Well unless the lender forces a non-assignability agreement upon you, couldnt you just assign the contract?

I mean at that point couldnt you just take your money in private with the end buyer, show up to closing, introduce your end buyer to the sellers as your “money guy”, make sure the assignment fee does NOT appear on the closing statement, and be on your way?

For anybody whos out there doing short sales, how often is it the case that the lender forces you into a non-assignability agreement?



Yes you can assign it. Problem is most lenders will not allow an assignment of their contract. That is why you need to think outside of the box.

What we usually do is a double closing. We close on the property first, then sell it that same day, a few minutes later, a few weeks, etc. This will require you to close with some type of funding i.e HML, bank financing, private money, etc.

Another way is to do a simultaneous closing. If you have your buyer lined up before you close it is possible to use your end buyer’s funds to fund both transactions. This is a true thing of beauty. Less closing costs, no headaches of trying to get the financing,etc. More risk though. If your buyer falls through then your left to explain to the lender, realtors, title co, etc why you don’t have your funds ready. If you do this route most folks I know have a HML guy or a private lender ready to go in case you need to close on the deal quickly.

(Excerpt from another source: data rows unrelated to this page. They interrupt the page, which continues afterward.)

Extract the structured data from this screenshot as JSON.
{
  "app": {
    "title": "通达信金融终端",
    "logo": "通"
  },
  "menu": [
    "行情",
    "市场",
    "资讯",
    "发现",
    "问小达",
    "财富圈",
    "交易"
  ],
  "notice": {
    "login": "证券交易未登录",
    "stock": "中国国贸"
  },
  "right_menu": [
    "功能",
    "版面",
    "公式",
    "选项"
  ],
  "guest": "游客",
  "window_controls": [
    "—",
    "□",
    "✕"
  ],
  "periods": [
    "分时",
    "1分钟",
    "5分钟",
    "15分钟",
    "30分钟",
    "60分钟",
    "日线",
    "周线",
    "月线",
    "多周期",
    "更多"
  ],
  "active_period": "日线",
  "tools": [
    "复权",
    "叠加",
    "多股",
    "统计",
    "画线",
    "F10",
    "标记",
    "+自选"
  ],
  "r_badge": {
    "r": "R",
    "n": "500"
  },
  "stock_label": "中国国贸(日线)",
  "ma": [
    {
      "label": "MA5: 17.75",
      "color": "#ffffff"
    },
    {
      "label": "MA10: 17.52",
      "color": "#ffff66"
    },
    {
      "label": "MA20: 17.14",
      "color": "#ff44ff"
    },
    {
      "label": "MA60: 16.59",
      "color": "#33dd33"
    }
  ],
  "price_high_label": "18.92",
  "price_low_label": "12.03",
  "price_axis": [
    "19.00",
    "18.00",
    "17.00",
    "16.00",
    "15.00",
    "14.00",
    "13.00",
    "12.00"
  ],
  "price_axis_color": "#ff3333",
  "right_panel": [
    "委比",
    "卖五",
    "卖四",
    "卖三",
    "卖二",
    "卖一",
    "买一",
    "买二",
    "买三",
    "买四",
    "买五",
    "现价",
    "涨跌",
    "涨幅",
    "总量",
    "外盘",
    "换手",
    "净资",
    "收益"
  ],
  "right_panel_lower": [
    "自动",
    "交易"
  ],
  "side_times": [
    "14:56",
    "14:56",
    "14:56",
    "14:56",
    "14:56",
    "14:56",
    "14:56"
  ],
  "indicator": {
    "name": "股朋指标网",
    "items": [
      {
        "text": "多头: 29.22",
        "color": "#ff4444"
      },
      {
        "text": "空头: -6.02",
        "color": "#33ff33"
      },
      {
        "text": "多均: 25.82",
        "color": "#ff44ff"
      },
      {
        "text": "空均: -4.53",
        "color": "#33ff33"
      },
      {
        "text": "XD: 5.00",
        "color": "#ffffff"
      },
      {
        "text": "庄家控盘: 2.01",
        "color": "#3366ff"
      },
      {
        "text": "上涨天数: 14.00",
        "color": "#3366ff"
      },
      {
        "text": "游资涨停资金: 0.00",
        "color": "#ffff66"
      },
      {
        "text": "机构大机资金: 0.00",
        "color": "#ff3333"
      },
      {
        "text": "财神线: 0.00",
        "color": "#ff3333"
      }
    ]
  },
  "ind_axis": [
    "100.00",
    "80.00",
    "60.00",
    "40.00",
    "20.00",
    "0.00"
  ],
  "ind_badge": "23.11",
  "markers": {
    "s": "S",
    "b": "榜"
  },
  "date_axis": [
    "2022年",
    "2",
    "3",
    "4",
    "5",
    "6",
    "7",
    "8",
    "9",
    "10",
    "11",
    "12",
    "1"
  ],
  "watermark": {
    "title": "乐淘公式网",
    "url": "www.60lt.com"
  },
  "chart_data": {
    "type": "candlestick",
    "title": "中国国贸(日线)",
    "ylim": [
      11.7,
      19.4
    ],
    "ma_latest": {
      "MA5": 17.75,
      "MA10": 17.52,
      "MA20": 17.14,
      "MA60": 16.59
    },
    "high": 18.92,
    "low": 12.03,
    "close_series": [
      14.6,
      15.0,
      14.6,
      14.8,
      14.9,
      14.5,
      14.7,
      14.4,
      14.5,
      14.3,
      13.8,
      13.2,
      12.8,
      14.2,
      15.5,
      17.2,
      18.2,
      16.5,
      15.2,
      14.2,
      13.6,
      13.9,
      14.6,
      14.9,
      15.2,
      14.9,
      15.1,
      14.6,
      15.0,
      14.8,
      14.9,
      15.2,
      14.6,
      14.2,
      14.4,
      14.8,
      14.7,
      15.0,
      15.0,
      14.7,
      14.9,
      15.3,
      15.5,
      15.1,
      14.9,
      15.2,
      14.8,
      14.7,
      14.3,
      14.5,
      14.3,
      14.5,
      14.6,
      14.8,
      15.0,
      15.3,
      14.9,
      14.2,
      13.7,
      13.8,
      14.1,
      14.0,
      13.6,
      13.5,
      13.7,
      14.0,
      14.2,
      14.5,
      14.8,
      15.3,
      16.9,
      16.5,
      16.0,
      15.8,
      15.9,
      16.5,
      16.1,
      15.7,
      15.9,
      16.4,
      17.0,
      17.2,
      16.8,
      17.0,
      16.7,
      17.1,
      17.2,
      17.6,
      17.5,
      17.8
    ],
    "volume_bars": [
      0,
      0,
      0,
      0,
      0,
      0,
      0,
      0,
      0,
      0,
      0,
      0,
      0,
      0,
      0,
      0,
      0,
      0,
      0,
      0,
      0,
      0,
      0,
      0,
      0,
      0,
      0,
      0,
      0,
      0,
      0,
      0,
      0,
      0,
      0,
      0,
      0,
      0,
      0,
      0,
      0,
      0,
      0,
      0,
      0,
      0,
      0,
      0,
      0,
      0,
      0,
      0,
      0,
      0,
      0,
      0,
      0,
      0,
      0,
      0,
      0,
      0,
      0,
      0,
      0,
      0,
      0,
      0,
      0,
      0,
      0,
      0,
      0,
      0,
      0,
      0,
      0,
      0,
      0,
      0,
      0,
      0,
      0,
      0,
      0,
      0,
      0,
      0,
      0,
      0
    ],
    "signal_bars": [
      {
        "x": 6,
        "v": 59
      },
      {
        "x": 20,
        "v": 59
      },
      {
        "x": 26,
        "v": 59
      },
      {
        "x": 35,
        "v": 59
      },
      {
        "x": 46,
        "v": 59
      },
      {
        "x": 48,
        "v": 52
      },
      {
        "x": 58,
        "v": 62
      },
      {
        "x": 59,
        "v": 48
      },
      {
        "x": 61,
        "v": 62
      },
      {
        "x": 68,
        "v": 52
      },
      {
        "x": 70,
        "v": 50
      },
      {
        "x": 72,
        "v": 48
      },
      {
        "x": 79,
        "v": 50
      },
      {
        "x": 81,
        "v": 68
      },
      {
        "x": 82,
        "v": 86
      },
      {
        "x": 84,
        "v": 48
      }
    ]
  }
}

Third way is to add your buyer to the contract once you find a buyer. You get the house under contract, you then find your buyer, then you ask your realtor to get an addendum because you need to add someone. You will then use your buyers funds to close the deal, they pay appropriate closing costs, etc. After you close you then quit claim your interests to him in exchange for your assignment fee.

Fourth one is to buy your house in a LLC. Say your home is on 123 Main St. You write the offer, not in your personal name, but as 123 Main St. LLC. Offer gets accepted. You then get a buyer and then sell that LLC to your end buyer and he gets the property and you get paid. I have yet to do this one but I know others on this board who do.

These are some ways to get around the non-assignability of bank contracts. Hope this helps a bit,


Not meaning to hi-jack the thread, but how do you figure out how much a closing is going to cost?

For instance, when you are negotiating with the lender to accept a short sale, how do you go about filling out the HUD-1 to send them as to show what they will net? Generally, do you just ask somebody from a title company to help with that and then you just use those numbers every time?